Turkish-mediated talks between the two sides were to have progressed to direct talks in December 2008, but were derailed when Israel launched Operation Cast Lead against the Gaza Strip, said the former official.
"Had we started direct negotiations, I believe that we would have concluded them within a month or two," he said.
He spoke on condition of anonymity because of the political and diplomatic sensitivities surrounding the talks.
Ankara mediated several rounds of indirect negotiations between Syria and Israel in 2008. Neither side provided any sign of significant headway until Syrian President Bashar Assad indicated in an interview to the Wall Street Journal last week that significant progress had been made toward setting an agenda for direct talks.
The Israeli official confirmed Assad's assessment.
"The fact that a meeting was to be scheduled for direct talks I think proves that it [the negotiating agenda] was accepted by them and by us," he said.
As its price for peace, Syria wants Israel to return land captured from it in the 1967 Six-Day War. This includes the Golan Heights - a strategic plateau overlooking northern Israel - and small areas of land that adjoin the Sea of Galilee, Israel's main water source.
Direct negotiations in 2000 under then-Prime Minister Ehud Barak broke down over the extent of an Israeli withdrawal. Israel insisted on keeping disputed land around the Sea of Galilee.
The border the Syrians proposed in the Ankara-mediated talks offered Israel more land between the water and the frontier, the Olmert government official said, while refusing to give details.

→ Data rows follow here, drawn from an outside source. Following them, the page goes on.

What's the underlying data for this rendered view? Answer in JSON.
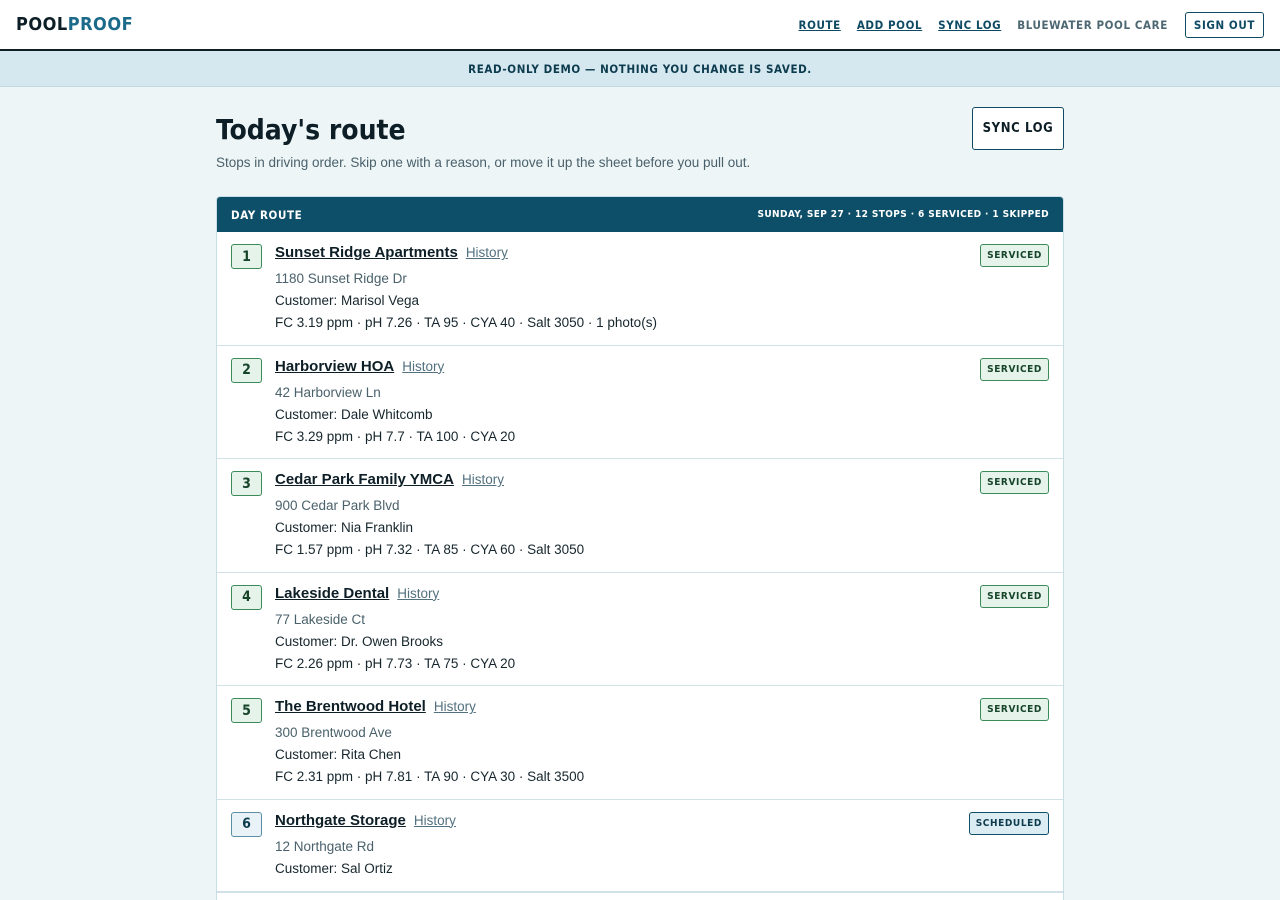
{
  "brand": {
    "part1": "POOL",
    "part2": "PROOF"
  },
  "nav": {
    "route": "ROUTE",
    "add_pool": "ADD POOL",
    "sync_log": "SYNC LOG",
    "org": "BLUEWATER POOL CARE",
    "sign_out": "SIGN OUT"
  },
  "banner": "READ-ONLY DEMO — NOTHING YOU CHANGE IS SAVED.",
  "page": {
    "title": "Today's route",
    "subtitle": "Stops in driving order. Skip one with a reason, or move it up the sheet before you pull out.",
    "sync_button": "SYNC LOG"
  },
  "card": {
    "label": "DAY ROUTE",
    "summary": "SUNDAY, SEP 27 · 12 STOPS · 6 SERVICED · 1 SKIPPED"
  },
  "stops": [
    {
      "num": "1",
      "name": "Sunset Ridge Apartments",
      "history": "History",
      "address": "1180 Sunset Ridge Dr",
      "customer": "Customer: Marisol Vega",
      "readings": "FC 3.19 ppm · pH 7.26 · TA 95 · CYA 40 · Salt 3050 · 1 photo(s)",
      "status": "SERVICED"
    },
    {
      "num": "2",
      "name": "Harborview HOA",
      "history": "History",
      "address": "42 Harborview Ln",
      "customer": "Customer: Dale Whitcomb",
      "readings": "FC 3.29 ppm · pH 7.7 · TA 100 · CYA 20",
      "status": "SERVICED"
    },
    {
      "num": "3",
      "name": "Cedar Park Family YMCA",
      "history": "History",
      "address": "900 Cedar Park Blvd",
      "customer": "Customer: Nia Franklin",
      "readings": "FC 1.57 ppm · pH 7.32 · TA 85 · CYA 60 · Salt 3050",
      "status": "SERVICED"
    },
    {
      "num": "4",
      "name": "Lakeside Dental",
      "history": "History",
      "address": "77 Lakeside Ct",
      "customer": "Customer: Dr. Owen Brooks",
      "readings": "FC 2.26 ppm · pH 7.73 · TA 75 · CYA 20",
      "status": "SERVICED"
    },
    {
      "num": "5",
      "name": "The Brentwood Hotel",
      "history": "History",
      "address": "300 Brentwood Ave",
      "customer": "Customer: Rita Chen",
      "readings": "FC 2.31 ppm · pH 7.81 · TA 90 · CYA 30 · Salt 3500",
      "status": "SERVICED"
    },
    {
      "num": "6",
      "name": "Northgate Storage",
      "history": "History",
      "address": "12 Northgate Rd",
      "customer": "Customer: Sal Ortiz",
      "readings": "",
      "status": "SCHEDULED"
    }
  ]
}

"There was more space, enough to have an Israeli road between the water and the border line," he said. He said Israel would have accepted this border.
In return for the pullout, the former official said, Israel wanted full peace, open borders, diplomatic and commercial relations with Syria. It also wanted Syria to halt military ties with Iran and its regional proxies, Hezbollah and Hamas. Israel did not, however, insist that Syria sever its ties with Iran, he said.

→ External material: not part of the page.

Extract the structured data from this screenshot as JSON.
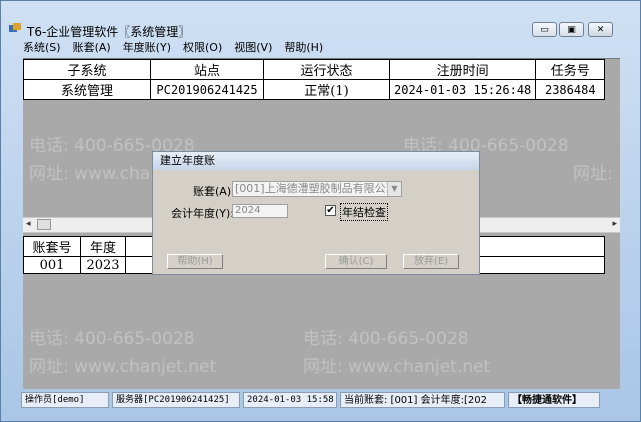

These and other points were accepted by both sides as subjects for negotiation, the official said.
In his interview with The Wall Street Journal, Assad said the two sides were very close to defining the reference that would be given to the U.S. and tell them 'this is your means to manage the next negotiation,' the direct negotiations I mean. But it all went in a different way.
Israel's current prime minister, Benjamin Netanyahu, is not known to be conducting official contacts with Syria.
Netanyahu does not consider Turkey, now a strident critic of Israel, to be an honest broker, and recent Israeli legislation makes it tougher to withdraw from the Golan. Syria has denounced the law as proof the Israeli government doesn't want peace.
Many Israelis are reluctant to return the Golan for fear the Syrians could use the strategic plateau to attack Israel. The area has also become a vibrant tourism area.
Without Mubarak, U.S. power in Mideast will diminish